As the rest of industrial Homebush was transformed for the Olympics, the Brickpit itself followed suit, undergoing heavy remediation. It’s now an environmental feature of the Olympic Park, and features the wonderful Ring Walk, a walkway suspended above the former Brickworks site complete with a giant pond filled with what can only be described as Smylex. Those frogs must be mighty happy.
It’s funny…we spent the better part of last century digging this place up and sending it off all over the city for our homes, but the frogs cut out the red tape and came to the place itself, making it their home in less than a decade. We didn’t start building units here until years later. Am I saying a frog could run Mirvac or Lend Lease?
Raben Footwear may seem like it’s been at this Haymarket corner location for a thousand years, but in a time before Doc Martens and skinheads, the site belonged to Richard Beaumont Orchard, a watchmaker, jeweller and politician. Orchard’s original building had been demolished by the city in order to extend Quay Street to George Street, so to compensate he was given this building. Not sure whose idea it was to add the cheesy orchard-themed clock, though.
Orchard was a Sydney personality in the early 20th century; a sailor, an actor, founding Commissioner of the ABC and Federal Member for Nepean (Lib). By all accounts he seems like the kind of guy who’d have the ‘My Family’ stickers on the back of his car. His skills as a sloganeer left much to be desired, however; ‘Orchard’s: where the watches grow’. These days, you can find Orchard at Rookwood Cemetery, where he was buried after his watch stopped for good in 1942.
Since 1913, this address on Hay Street in Haymarket had been used as a produce merchant, importing and exporting goods to and from China and Hong Kong. The first leaseholder was a ‘Lee Sang & Co, and throughout the first half of the 20th century, all subsequent leaseholders were companies run by descendants of those involved in the Lee Sang & Co outfit. These companies provided fruit, vegetables and other fresh produce to the city produce markets across the street, now Paddy’s Markets. When the produce markets moved to Flemington in 1977, this address was taken over by Dominic Choy, an architect who had emigrated to Australia in 1962. He refitted the building and opened a restaurant, Choys 1000 A.D. in 1981.
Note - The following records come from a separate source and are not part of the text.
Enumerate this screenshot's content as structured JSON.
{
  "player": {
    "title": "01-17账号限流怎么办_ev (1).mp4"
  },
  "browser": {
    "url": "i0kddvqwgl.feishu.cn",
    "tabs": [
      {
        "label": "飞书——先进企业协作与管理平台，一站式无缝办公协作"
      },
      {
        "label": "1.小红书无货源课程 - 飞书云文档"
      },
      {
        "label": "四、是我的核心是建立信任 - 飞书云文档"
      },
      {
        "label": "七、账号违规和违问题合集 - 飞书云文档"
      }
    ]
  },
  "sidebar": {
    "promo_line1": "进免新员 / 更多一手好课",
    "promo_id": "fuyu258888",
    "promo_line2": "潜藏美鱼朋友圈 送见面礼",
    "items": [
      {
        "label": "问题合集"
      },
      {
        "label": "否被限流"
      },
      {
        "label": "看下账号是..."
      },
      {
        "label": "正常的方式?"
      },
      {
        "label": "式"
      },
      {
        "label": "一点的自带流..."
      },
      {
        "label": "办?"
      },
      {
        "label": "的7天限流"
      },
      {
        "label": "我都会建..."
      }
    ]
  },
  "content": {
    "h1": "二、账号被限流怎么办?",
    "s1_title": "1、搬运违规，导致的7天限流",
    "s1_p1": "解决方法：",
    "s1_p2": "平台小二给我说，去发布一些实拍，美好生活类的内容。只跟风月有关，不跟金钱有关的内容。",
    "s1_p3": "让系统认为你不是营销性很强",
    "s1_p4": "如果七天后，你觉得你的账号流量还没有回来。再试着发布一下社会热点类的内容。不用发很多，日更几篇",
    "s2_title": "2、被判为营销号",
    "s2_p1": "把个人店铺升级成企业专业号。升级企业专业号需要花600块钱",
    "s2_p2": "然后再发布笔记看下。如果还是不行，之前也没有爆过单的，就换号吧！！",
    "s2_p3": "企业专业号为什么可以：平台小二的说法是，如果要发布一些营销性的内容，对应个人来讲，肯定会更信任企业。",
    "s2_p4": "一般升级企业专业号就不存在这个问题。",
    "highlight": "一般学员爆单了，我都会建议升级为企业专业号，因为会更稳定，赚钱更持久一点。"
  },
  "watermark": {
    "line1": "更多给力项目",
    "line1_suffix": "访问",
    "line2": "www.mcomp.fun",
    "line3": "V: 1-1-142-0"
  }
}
At that time Choy already had other restaurants in Randwick and Gordon, and by 1989 he had six locations all around the city (you might say Sydney was spoiled for Choys), each with a distinct theme. The rustic theme of 1000 A.D. was ancient China, with large wooden tables and benches replacing the traditional restaurant setup. Choys 1000 A.D. seems to have closed sometime after 1996, and today only Choys Randwick remains of the Choy Chinese restaurant dynasty. Even its reputation appears to have declined in recent years, but it says a lot about the well-regarded 1000 A.D. that it took three businesses to replace it: MH BBQ Restaurant, the Hay Street Dental Care above that, and a massage parlour above that. You’d probably have a memorable date night taking them all on in a sort of Game of Death-style tower challenge. I’m not sure what became of the man himself, all I could find was this. For his sake, I really hope he isn’t that kind of architect.